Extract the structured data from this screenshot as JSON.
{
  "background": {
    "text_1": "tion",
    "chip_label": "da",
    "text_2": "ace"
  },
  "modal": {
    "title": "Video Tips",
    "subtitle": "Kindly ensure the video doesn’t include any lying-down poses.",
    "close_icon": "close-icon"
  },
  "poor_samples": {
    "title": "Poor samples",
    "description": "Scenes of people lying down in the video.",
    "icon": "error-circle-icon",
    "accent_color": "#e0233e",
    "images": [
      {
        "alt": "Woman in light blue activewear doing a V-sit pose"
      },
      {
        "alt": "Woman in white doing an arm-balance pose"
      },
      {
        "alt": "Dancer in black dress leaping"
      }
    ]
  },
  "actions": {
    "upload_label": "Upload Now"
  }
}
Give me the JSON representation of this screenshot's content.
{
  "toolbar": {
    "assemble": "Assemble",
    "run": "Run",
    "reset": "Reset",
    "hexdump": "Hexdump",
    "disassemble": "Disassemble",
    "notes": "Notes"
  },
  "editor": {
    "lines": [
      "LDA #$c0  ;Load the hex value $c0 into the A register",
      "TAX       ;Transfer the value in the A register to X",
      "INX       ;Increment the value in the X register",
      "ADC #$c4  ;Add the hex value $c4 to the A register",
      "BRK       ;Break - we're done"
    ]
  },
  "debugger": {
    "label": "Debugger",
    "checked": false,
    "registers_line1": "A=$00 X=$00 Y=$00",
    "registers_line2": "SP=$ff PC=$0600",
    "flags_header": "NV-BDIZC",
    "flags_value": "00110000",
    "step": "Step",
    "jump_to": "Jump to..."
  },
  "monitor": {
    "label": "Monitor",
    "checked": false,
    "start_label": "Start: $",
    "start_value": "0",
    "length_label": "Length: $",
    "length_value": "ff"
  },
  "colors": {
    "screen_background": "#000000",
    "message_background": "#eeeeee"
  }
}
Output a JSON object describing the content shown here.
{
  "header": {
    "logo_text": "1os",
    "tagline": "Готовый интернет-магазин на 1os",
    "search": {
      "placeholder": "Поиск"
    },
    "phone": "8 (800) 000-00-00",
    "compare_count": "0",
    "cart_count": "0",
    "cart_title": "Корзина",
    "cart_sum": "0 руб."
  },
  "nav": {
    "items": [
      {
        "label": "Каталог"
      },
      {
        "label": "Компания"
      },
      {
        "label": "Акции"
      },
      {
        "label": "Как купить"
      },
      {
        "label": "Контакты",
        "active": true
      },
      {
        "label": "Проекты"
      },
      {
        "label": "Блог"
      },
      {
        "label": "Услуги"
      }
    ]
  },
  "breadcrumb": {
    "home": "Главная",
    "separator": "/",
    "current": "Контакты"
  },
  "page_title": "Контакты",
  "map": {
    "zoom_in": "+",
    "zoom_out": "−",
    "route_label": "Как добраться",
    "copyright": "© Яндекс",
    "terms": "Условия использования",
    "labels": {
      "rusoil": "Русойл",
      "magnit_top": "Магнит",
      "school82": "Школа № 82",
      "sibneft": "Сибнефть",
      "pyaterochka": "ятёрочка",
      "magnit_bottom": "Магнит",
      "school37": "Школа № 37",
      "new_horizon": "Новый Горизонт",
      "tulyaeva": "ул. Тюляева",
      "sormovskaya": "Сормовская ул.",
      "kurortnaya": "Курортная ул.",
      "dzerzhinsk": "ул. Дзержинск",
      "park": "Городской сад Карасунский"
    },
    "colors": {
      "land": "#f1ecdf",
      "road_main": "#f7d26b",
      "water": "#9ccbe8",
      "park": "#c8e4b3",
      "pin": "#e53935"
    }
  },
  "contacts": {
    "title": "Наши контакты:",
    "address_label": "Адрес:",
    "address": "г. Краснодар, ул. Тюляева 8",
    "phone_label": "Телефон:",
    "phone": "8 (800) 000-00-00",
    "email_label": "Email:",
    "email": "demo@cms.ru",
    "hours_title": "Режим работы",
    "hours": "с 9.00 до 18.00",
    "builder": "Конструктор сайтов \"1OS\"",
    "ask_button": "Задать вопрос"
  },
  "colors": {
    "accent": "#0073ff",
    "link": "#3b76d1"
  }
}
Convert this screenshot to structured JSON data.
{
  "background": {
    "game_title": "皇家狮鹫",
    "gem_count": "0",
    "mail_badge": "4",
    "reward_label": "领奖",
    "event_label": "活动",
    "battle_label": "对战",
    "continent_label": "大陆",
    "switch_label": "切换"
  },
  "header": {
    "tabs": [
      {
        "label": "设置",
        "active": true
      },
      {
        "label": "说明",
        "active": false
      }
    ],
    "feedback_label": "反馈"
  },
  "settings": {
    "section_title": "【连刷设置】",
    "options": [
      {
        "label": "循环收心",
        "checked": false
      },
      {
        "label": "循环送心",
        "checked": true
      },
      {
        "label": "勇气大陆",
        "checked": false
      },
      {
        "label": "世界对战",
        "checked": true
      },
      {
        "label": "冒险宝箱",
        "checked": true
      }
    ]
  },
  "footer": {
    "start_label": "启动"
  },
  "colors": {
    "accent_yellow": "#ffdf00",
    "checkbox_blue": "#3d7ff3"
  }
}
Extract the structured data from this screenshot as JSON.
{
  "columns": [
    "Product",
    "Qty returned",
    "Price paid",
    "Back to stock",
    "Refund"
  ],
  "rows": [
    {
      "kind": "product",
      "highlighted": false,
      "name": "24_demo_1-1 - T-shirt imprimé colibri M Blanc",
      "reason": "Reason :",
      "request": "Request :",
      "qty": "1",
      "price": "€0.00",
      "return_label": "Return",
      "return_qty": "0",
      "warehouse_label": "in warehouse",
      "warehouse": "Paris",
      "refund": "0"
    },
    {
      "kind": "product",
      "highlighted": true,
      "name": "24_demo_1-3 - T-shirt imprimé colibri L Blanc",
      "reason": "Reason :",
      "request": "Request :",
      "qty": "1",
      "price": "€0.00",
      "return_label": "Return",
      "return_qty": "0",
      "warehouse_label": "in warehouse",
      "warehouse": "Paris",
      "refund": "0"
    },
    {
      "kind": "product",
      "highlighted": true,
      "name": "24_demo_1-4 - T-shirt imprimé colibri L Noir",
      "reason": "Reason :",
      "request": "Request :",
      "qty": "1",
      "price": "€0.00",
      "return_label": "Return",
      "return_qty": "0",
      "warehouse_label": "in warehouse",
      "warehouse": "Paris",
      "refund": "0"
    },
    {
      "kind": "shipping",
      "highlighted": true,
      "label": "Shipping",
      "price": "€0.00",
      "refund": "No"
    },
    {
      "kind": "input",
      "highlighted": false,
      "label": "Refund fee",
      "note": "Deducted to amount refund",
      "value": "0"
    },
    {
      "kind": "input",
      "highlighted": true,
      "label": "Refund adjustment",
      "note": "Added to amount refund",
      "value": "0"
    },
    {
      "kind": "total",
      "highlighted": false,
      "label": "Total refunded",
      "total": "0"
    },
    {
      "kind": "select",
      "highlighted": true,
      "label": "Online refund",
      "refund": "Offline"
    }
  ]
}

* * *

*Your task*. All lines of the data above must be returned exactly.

*Exercise output*.
Extract the structured data from this screenshot as JSON.
{
  "background": {
    "text_1": "tion",
    "chip_label": "da",
    "text_2": "ace"
  },
  "modal": {
    "title": "Video Tips",
    "subtitle": "Kindly ensure the video doesn’t include any lying-down poses.",
    "close_icon": "close-icon"
  },
  "poor_samples": {
    "title": "Poor samples",
    "description": "Scenes of people lying down in the video.",
    "icon": "error-circle-icon",
    "accent_color": "#e0233e",
    "images": [
      {
        "alt": "Woman in light blue activewear doing a V-sit pose"
      },
      {
        "alt": "Woman in white doing an arm-balance pose"
      },
      {
        "alt": "Dancer in black dress leaping"
      }
    ]
  },
  "actions": {
    "upload_label": "Upload Now"
  }
}
Give me the JSON representation of this screenshot's content.
{
  "toolbar": {
    "assemble": "Assemble",
    "run": "Run",
    "reset": "Reset",
    "hexdump": "Hexdump",
    "disassemble": "Disassemble",
    "notes": "Notes"
  },
  "editor": {
    "lines": [
      "LDA #$c0  ;Load the hex value $c0 into the A register",
      "TAX       ;Transfer the value in the A register to X",
      "INX       ;Increment the value in the X register",
      "ADC #$c4  ;Add the hex value $c4 to the A register",
      "BRK       ;Break - we're done"
    ]
  },
  "debugger": {
    "label": "Debugger",
    "checked": false,
    "registers_line1": "A=$00 X=$00 Y=$00",
    "registers_line2": "SP=$ff PC=$0600",
    "flags_header": "NV-BDIZC",
    "flags_value": "00110000",
    "step": "Step",
    "jump_to": "Jump to..."
  },
  "monitor": {
    "label": "Monitor",
    "checked": false,
    "start_label": "Start: $",
    "start_value": "0",
    "length_label": "Length: $",
    "length_value": "ff"
  },
  "colors": {
    "screen_background": "#000000",
    "message_background": "#eeeeee"
  }
}
Output a JSON object describing the content shown here.
{
  "header": {
    "logo_text": "1os",
    "tagline": "Готовый интернет-магазин на 1os",
    "search": {
      "placeholder": "Поиск"
    },
    "phone": "8 (800) 000-00-00",
    "compare_count": "0",
    "cart_count": "0",
    "cart_title": "Корзина",
    "cart_sum": "0 руб."
  },
  "nav": {
    "items": [
      {
        "label": "Каталог"
      },
      {
        "label": "Компания"
      },
      {
        "label": "Акции"
      },
      {
        "label": "Как купить"
      },
      {
        "label": "Контакты",
        "active": true
      },
      {
        "label": "Проекты"
      },
      {
        "label": "Блог"
      },
      {
        "label": "Услуги"
      }
    ]
  },
  "breadcrumb": {
    "home": "Главная",
    "separator": "/",
    "current": "Контакты"
  },
  "page_title": "Контакты",
  "map": {
    "zoom_in": "+",
    "zoom_out": "−",
    "route_label": "Как добраться",
    "copyright": "© Яндекс",
    "terms": "Условия использования",
    "labels": {
      "rusoil": "Русойл",
      "magnit_top": "Магнит",
      "school82": "Школа № 82",
      "sibneft": "Сибнефть",
      "pyaterochka": "ятёрочка",
      "magnit_bottom": "Магнит",
      "school37": "Школа № 37",
      "new_horizon": "Новый Горизонт",
      "tulyaeva": "ул. Тюляева",
      "sormovskaya": "Сормовская ул.",
      "kurortnaya": "Курортная ул.",
      "dzerzhinsk": "ул. Дзержинск",
      "park": "Городской сад Карасунский"
    },
    "colors": {
      "land": "#f1ecdf",
      "road_main": "#f7d26b",
      "water": "#9ccbe8",
      "park": "#c8e4b3",
      "pin": "#e53935"
    }
  },
  "contacts": {
    "title": "Наши контакты:",
    "address_label": "Адрес:",
    "address": "г. Краснодар, ул. Тюляева 8",
    "phone_label": "Телефон:",
    "phone": "8 (800) 000-00-00",
    "email_label": "Email:",
    "email": "demo@cms.ru",
    "hours_title": "Режим работы",
    "hours": "с 9.00 до 18.00",
    "builder": "Конструктор сайтов \"1OS\"",
    "ask_button": "Задать вопрос"
  },
  "colors": {
    "accent": "#0073ff",
    "link": "#3b76d1"
  }
}
Convert this screenshot to structured JSON data.
{
  "background": {
    "game_title": "皇家狮鹫",
    "gem_count": "0",
    "mail_badge": "4",
    "reward_label": "领奖",
    "event_label": "活动",
    "battle_label": "对战",
    "continent_label": "大陆",
    "switch_label": "切换"
  },
  "header": {
    "tabs": [
      {
        "label": "设置",
        "active": true
      },
      {
        "label": "说明",
        "active": false
      }
    ],
    "feedback_label": "反馈"
  },
  "settings": {
    "section_title": "【连刷设置】",
    "options": [
      {
        "label": "循环收心",
        "checked": false
      },
      {
        "label": "循环送心",
        "checked": true
      },
      {
        "label": "勇气大陆",
        "checked": false
      },
      {
        "label": "世界对战",
        "checked": true
      },
      {
        "label": "冒险宝箱",
        "checked": true
      }
    ]
  },
  "footer": {
    "start_label": "启动"
  },
  "colors": {
    "accent_yellow": "#ffdf00",
    "checkbox_blue": "#3d7ff3"
  }
}
Extract the structured data from this screenshot as JSON.
{
  "columns": [
    "Product",
    "Qty returned",
    "Price paid",
    "Back to stock",
    "Refund"
  ],
  "rows": [
    {
      "kind": "product",
      "highlighted": false,
      "name": "24_demo_1-1 - T-shirt imprimé colibri M Blanc",
      "reason": "Reason :",
      "request": "Request :",
      "qty": "1",
      "price": "€0.00",
      "return_label": "Return",
      "return_qty": "0",
      "warehouse_label": "in warehouse",
      "warehouse": "Paris",
      "refund": "0"
    },
    {
      "kind": "product",
      "highlighted": true,
      "name": "24_demo_1-3 - T-shirt imprimé colibri L Blanc",
      "reason": "Reason :",
      "request": "Request :",
      "qty": "1",
      "price": "€0.00",
      "return_label": "Return",
      "return_qty": "0",
      "warehouse_label": "in warehouse",
      "warehouse": "Paris",
      "refund": "0"
    },
    {
      "kind": "product",
      "highlighted": true,
      "name": "24_demo_1-4 - T-shirt imprimé colibri L Noir",
      "reason": "Reason :",
      "request": "Request :",
      "qty": "1",
      "price": "€0.00",
      "return_label": "Return",
      "return_qty": "0",
      "warehouse_label": "in warehouse",
      "warehouse": "Paris",
      "refund": "0"
    },
    {
      "kind": "shipping",
      "highlighted": true,
      "label": "Shipping",
      "price": "€0.00",
      "refund": "No"
    },
    {
      "kind": "input",
      "highlighted": false,
      "label": "Refund fee",
      "note": "Deducted to amount refund",
      "value": "0"
    },
    {
      "kind": "input",
      "highlighted": true,
      "label": "Refund adjustment",
      "note": "Added to amount refund",
      "value": "0"
    },
    {
      "kind": "total",
      "highlighted": false,
      "label": "Total refunded",
      "total": "0"
    },
    {
      "kind": "select",
      "highlighted": true,
      "label": "Online refund",
      "refund": "Offline"
    }
  ]
}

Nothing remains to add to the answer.